Start of MATERIAL FOR THE TASK

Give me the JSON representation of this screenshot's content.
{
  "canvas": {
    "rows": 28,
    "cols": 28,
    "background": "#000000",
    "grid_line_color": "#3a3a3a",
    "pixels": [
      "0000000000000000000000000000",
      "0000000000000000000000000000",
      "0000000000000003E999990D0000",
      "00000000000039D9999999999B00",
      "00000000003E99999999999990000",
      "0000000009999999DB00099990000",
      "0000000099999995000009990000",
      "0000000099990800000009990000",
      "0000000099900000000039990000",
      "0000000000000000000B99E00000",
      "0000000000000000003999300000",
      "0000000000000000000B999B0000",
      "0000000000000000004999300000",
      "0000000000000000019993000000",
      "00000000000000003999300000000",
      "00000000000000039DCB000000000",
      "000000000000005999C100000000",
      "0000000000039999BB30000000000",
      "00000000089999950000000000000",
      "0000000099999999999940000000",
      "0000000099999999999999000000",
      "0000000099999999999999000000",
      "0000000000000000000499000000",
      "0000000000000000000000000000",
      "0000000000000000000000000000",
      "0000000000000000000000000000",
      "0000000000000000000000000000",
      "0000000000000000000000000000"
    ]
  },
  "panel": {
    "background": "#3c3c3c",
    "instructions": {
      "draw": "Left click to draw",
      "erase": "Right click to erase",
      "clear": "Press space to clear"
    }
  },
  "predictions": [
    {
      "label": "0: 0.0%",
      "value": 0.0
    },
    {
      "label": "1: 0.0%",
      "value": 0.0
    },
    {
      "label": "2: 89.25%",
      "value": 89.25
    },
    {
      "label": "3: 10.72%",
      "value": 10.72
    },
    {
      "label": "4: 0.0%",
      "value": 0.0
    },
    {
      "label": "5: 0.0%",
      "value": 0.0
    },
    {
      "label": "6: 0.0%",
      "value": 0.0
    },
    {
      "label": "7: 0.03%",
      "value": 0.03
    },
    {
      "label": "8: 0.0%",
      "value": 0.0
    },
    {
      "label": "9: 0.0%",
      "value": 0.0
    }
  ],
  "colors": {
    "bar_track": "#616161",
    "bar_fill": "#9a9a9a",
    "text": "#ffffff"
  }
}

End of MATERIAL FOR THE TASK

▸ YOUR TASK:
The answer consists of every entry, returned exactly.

▸ TASK RESULT:
Give me the JSON representation of this screenshot's content.
{
  "canvas": {
    "rows": 28,
    "cols": 28,
    "background": "#000000",
    "grid_line_color": "#3a3a3a",
    "pixels": [
      "0000000000000000000000000000",
      "0000000000000000000000000000",
      "0000000000000003E999990D0000",
      "00000000000039D9999999999B00",
      "00000000003E99999999999990000",
      "0000000009999999DB00099990000",
      "0000000099999995000009990000",
      "0000000099990800000009990000",
      "0000000099900000000039990000",
      "0000000000000000000B99E00000",
      "0000000000000000003999300000",
      "0000000000000000000B999B0000",
      "0000000000000000004999300000",
      "0000000000000000019993000000",
      "00000000000000003999300000000",
      "00000000000000039DCB000000000",
      "000000000000005999C100000000",
      "0000000000039999BB30000000000",
      "00000000089999950000000000000",
      "0000000099999999999940000000",
      "0000000099999999999999000000",
      "0000000099999999999999000000",
      "0000000000000000000499000000",
      "0000000000000000000000000000",
      "0000000000000000000000000000",
      "0000000000000000000000000000",
      "0000000000000000000000000000",
      "0000000000000000000000000000"
    ]
  },
  "panel": {
    "background": "#3c3c3c",
    "instructions": {
      "draw": "Left click to draw",
      "erase": "Right click to erase",
      "clear": "Press space to clear"
    }
  },
  "predictions": [
    {
      "label": "0: 0.0%",
      "value": 0.0
    },
    {
      "label": "1: 0.0%",
      "value": 0.0
    },
    {
      "label": "2: 89.25%",
      "value": 89.25
    },
    {
      "label": "3: 10.72%",
      "value": 10.72
    },
    {
      "label": "4: 0.0%",
      "value": 0.0
    },
    {
      "label": "5: 0.0%",
      "value": 0.0
    },
    {
      "label": "6: 0.0%",
      "value": 0.0
    },
    {
      "label": "7: 0.03%",
      "value": 0.03
    },
    {
      "label": "8: 0.0%",
      "value": 0.0
    },
    {
      "label": "9: 0.0%",
      "value": 0.0
    }
  ],
  "colors": {
    "bar_track": "#616161",
    "bar_fill": "#9a9a9a",
    "text": "#ffffff"
  }
}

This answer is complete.